In fact, B&R took everything distinctive, classy and French about the Black Steel and embiggened it for no good reason. Or a really stupid reason some marketing maven threw up on a Powerpoint (so to speak). The new watch motivates its hands via Bell & Ross’s go-to chrono Calibre BR-CAL.301 (base ETA 2894-2) – a hardy, accurate movement that deserves better.
Montblanc 1858 Geosphere – $5800
Speaking of HoDinkee, the “journalists” recently added Montblanc to their retail operation, guaranteeing it a free pass on even the mildest criticism. Prompting them to pimp MB at any opportunity (blue dial!). Leaving it to me to point out that this is a damn silly way to make a GMT watch.
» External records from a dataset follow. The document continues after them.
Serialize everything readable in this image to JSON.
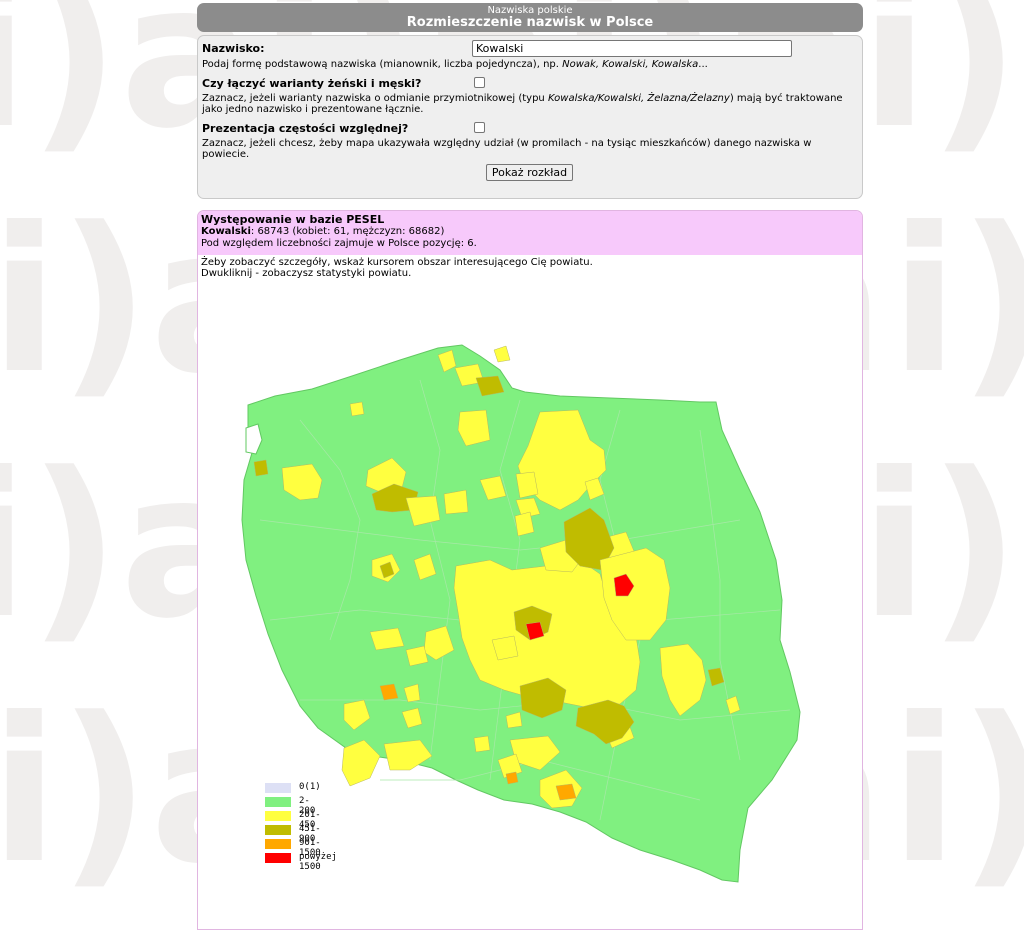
{
  "header": {
    "supertitle": "Nazwiska polskie",
    "title": "Rozmieszczenie nazwisk w Polsce"
  },
  "form": {
    "surname_label": "Nazwisko:",
    "surname_value": "Kowalski",
    "surname_hint_prefix": "Podaj formę podstawową nazwiska (mianownik, liczba pojedyncza), np. ",
    "surname_hint_examples": "Nowak, Kowalski, Kowalska",
    "surname_hint_suffix": "...",
    "merge_label": "Czy łączyć warianty żeński i męski?",
    "merge_checked": false,
    "merge_hint_prefix": "Zaznacz, jeżeli warianty nazwiska o odmianie przymiotnikowej (typu ",
    "merge_hint_examples": "Kowalska/Kowalski, Żelazna/Żelazny",
    "merge_hint_suffix": ") mają być traktowane jako jedno nazwisko i prezentowane łącznie.",
    "relative_label": "Prezentacja częstości względnej?",
    "relative_checked": false,
    "relative_hint": "Zaznacz, jeżeli chcesz, żeby mapa ukazywała względny udział (w promilach - na tysiąc mieszkańców) danego nazwiska w powiecie.",
    "submit_label": "Pokaż rozkład"
  },
  "result": {
    "heading": "Występowanie w bazie PESEL",
    "surname": "Kowalski",
    "counts": ": 68743 (kobiet: 61, mężczyzn: 68682)",
    "rank_text": "Pod względem liczebności zajmuje w Polsce pozycję: 6.",
    "instruction_1": "Żeby zobaczyć szczegóły, wskaż kursorem obszar interesującego Cię powiatu.",
    "instruction_2": "Dwukliknij - zobaczysz statystyki powiatu."
  },
  "legend": [
    {
      "label": "0(1)",
      "color": "#dde0f5"
    },
    {
      "label": "2-200",
      "color": "#80f080"
    },
    {
      "label": "201-450",
      "color": "#ffff40"
    },
    {
      "label": "451-900",
      "color": "#c0bc00"
    },
    {
      "label": "901-1500",
      "color": "#ffa800"
    },
    {
      "label": "powyżej 1500",
      "color": "#ff0000"
    }
  ],
  "map_colors": {
    "base": "#80f080",
    "border": "#6ed36e",
    "district_line": "#a7e8a7"
  },
  "watermark_color": "#f0eeed",
  "watermark_text": "i)a"
}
There’s a lot going on here: 42mm X 12.8mm titanium case, a pair of globes rotating in opposite directions (lit up like a Christmas tree with SuperLuminova), an MB 29.25 movement (40 hours power reserve), small seconds, date wheel, rotating bezel and a caseback celebrating the Seven Summit mountaineering challenge, completed in 1985. Go figure.
J. Hathaway Janus Dial – $279
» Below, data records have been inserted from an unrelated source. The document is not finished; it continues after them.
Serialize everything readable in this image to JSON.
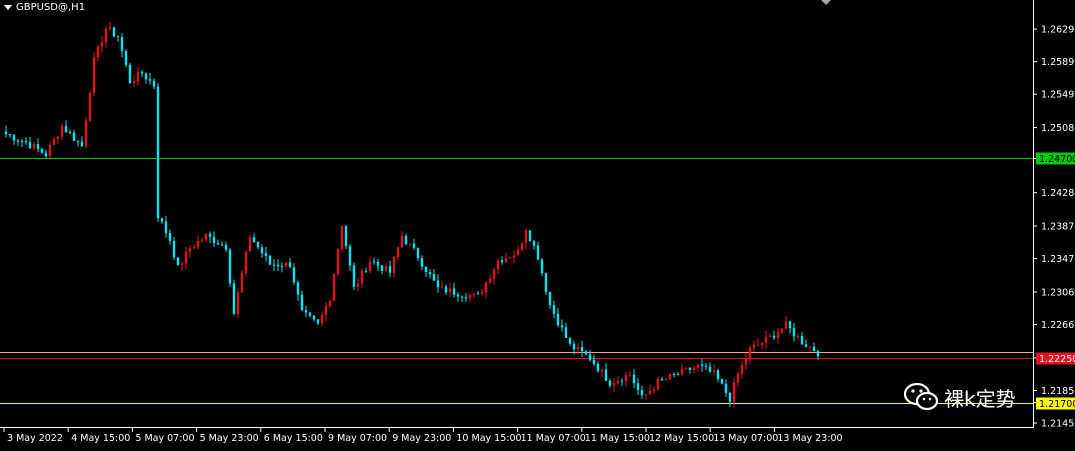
{
  "header": {
    "symbol": "GBPUSD@,H1"
  },
  "watermark": {
    "text": "裸k定势"
  },
  "colors": {
    "background": "#000000",
    "bull": "#e0141e",
    "bear": "#00e5ee",
    "axis": "#ffffff",
    "green_level": "#00c800",
    "red_level": "#e0141e",
    "yellow_level": "#ffff00",
    "pink_level": "#ff9a9a"
  },
  "chart_data": {
    "type": "candlestick",
    "ylim": [
      1.2145,
      1.265
    ],
    "y_ticks": [
      "1.26290",
      "1.25890",
      "1.25490",
      "1.25080",
      "1.24700",
      "1.24280",
      "1.23870",
      "1.23470",
      "1.23060",
      "1.22660",
      "1.22250",
      "1.21850",
      "1.21700",
      "1.21450"
    ],
    "x_ticks": [
      "3 May 2022",
      "4 May 15:00",
      "5 May 07:00",
      "5 May 23:00",
      "6 May 15:00",
      "9 May 07:00",
      "9 May 23:00",
      "10 May 15:00",
      "11 May 07:00",
      "11 May 15:00",
      "12 May 15:00",
      "13 May 07:00",
      "13 May 23:00"
    ],
    "horizontal_lines": [
      {
        "name": "green-level",
        "price": 1.247,
        "label": "1.24700"
      },
      {
        "name": "pink-level",
        "price": 1.2232,
        "label": "1.22320"
      },
      {
        "name": "red-level",
        "price": 1.2225,
        "label": "1.22250"
      },
      {
        "name": "yellow-level",
        "price": 1.217,
        "label": "1.21700"
      }
    ],
    "close_waypoints": [
      [
        0,
        1.25
      ],
      [
        5,
        1.249
      ],
      [
        10,
        1.2475
      ],
      [
        14,
        1.251
      ],
      [
        19,
        1.2485
      ],
      [
        22,
        1.259
      ],
      [
        25,
        1.263
      ],
      [
        28,
        1.262
      ],
      [
        31,
        1.2565
      ],
      [
        34,
        1.2575
      ],
      [
        37,
        1.256
      ],
      [
        38,
        1.24
      ],
      [
        41,
        1.237
      ],
      [
        43,
        1.2335
      ],
      [
        46,
        1.236
      ],
      [
        50,
        1.2375
      ],
      [
        55,
        1.2362
      ],
      [
        57,
        1.228
      ],
      [
        61,
        1.2375
      ],
      [
        66,
        1.234
      ],
      [
        71,
        1.234
      ],
      [
        74,
        1.228
      ],
      [
        78,
        1.2265
      ],
      [
        81,
        1.23
      ],
      [
        84,
        1.239
      ],
      [
        87,
        1.231
      ],
      [
        91,
        1.2345
      ],
      [
        96,
        1.233
      ],
      [
        99,
        1.2375
      ],
      [
        103,
        1.235
      ],
      [
        108,
        1.231
      ],
      [
        113,
        1.2305
      ],
      [
        118,
        1.23
      ],
      [
        123,
        1.2345
      ],
      [
        128,
        1.2355
      ],
      [
        130,
        1.2385
      ],
      [
        133,
        1.235
      ],
      [
        136,
        1.229
      ],
      [
        141,
        1.224
      ],
      [
        146,
        1.2225
      ],
      [
        151,
        1.2195
      ],
      [
        156,
        1.2205
      ],
      [
        159,
        1.2175
      ],
      [
        163,
        1.2195
      ],
      [
        168,
        1.2205
      ],
      [
        173,
        1.2215
      ],
      [
        177,
        1.2205
      ],
      [
        181,
        1.2175
      ],
      [
        183,
        1.2205
      ],
      [
        186,
        1.2235
      ],
      [
        191,
        1.225
      ],
      [
        195,
        1.2265
      ],
      [
        199,
        1.2245
      ],
      [
        203,
        1.2232
      ]
    ]
  }
}
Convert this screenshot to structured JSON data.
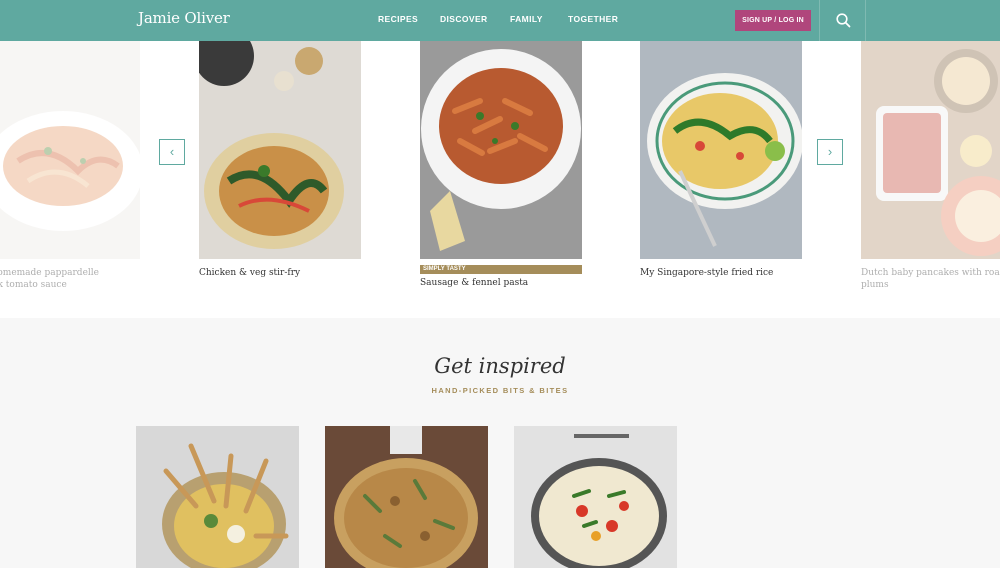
{
  "header": {
    "logo": "Jamie Oliver",
    "nav": [
      "RECIPES",
      "DISCOVER",
      "FAMILY",
      "TOGETHER"
    ],
    "signup_label": "SIGN UP / LOG IN"
  },
  "carousel": {
    "cards": [
      {
        "caption": "t's homemade pappardelle\nquick tomato sauce"
      },
      {
        "caption": "Chicken & veg stir-fry"
      },
      {
        "caption": "Sausage & fennel pasta",
        "tag": "SIMPLY TASTY"
      },
      {
        "caption": "My Singapore-style fried rice"
      },
      {
        "caption": "Dutch baby pancakes with roaste\nplums"
      }
    ]
  },
  "inspired": {
    "title": "Get inspired",
    "subtitle": "HAND-PICKED BITS & BITES"
  },
  "colors": {
    "brand": "#5fa9a0",
    "accent": "#b0467c",
    "gold": "#a58d5a"
  }
}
And so we come to the Kickstarter portion of our New Watch Alert. I was kinda hoping J. Hathaway referred to Jane Hathaway of The Beverly Hillbillies. Why Mr. Drysdale’s secretary had a crush on Jethro is almost as big a mystery as why a black businessman hired a white AF English narrator to pimp his timepiece.
At least the Janus doesn’t use a Chinese movement (no matter where it’s assembled). Props to Mr. Ravin for not putting a mouth at the bottom of the dial to complete the robot face that so clearly wants to evolve from this design. And kudos for the textured dial, which brings to mind the TUDOR 1926. Or not. Current tally: 66 out of 5,500 watch sold.
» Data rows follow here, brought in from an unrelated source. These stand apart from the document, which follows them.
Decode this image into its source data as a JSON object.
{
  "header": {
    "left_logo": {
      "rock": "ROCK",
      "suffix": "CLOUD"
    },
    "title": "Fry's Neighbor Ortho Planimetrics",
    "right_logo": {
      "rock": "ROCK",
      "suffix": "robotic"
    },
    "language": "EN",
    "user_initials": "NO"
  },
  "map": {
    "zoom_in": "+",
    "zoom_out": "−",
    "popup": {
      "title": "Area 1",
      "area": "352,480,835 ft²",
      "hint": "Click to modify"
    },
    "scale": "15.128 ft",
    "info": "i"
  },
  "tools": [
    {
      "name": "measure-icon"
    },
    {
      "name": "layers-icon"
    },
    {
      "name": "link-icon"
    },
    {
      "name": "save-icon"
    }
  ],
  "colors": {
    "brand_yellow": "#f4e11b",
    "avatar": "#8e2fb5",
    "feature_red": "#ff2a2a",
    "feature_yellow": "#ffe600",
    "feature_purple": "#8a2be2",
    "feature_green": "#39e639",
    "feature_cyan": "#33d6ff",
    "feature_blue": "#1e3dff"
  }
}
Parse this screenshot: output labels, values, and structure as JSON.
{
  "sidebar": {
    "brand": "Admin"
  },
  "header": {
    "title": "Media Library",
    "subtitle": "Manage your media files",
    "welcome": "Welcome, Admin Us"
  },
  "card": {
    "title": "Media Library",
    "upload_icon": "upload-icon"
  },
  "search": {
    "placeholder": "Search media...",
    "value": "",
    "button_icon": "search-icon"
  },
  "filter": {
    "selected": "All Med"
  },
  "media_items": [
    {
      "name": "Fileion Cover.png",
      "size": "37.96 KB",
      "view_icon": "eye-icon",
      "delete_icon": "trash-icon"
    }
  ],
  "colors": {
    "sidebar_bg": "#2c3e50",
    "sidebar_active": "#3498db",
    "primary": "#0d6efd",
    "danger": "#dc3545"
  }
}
Over to indiegogo we go go for a micro-brand aspirant’s take on the TAG Heuer Monaco in Gulf LeMans racing livery. Ferro & Co. chose a particularly bizarre design for their round riff on a square icon: a one-handed watch. In a genre where precise timekeeping isn’t everything, it’s the only thing. Um, great video of the car in action over at their site! Meanwhile . . .
F&C “investors” have a choice of four movements: a Swiss ETA 2824 Automatic, Swiss STP1-11 Automatic, Miyota 9015 Japan Automatic or a Swiss Ronda 715 Quartz. We went with quartz because the closed caseback is way better looking than the boring movements behind glass. As is usually the case. So to speak.
Tutima M2 Coastline Chronograph – $3,300
Over at aBlogtoWatch, Ariel Adams finally gets his hands on the Tutima M2, released at the last (and I do mean last) Baselworld – and damns it with faint praise. “The final product is a watch with a smaller 43mm-wide titanium case and new Tutima Caliber 310 movement that, while less robust than the Caliber 521 used in the M2 Pioneer, goes a long way in keeping the price down.”
ABTW’s readers aren’t quite so kind about Mr. Adams’ [not exactly] new watch alert. “It looks like a cheap Swatch.” “The graduation of the 12h subdial is a bit odd. Would’ve preferred 15 min. (rather than 12 min.) increments.” Anyway, the Tutima’s integrated pushers – first seen in the Porsche Design IWC chrono – are ideal for lefties. What’s old is new again. Again.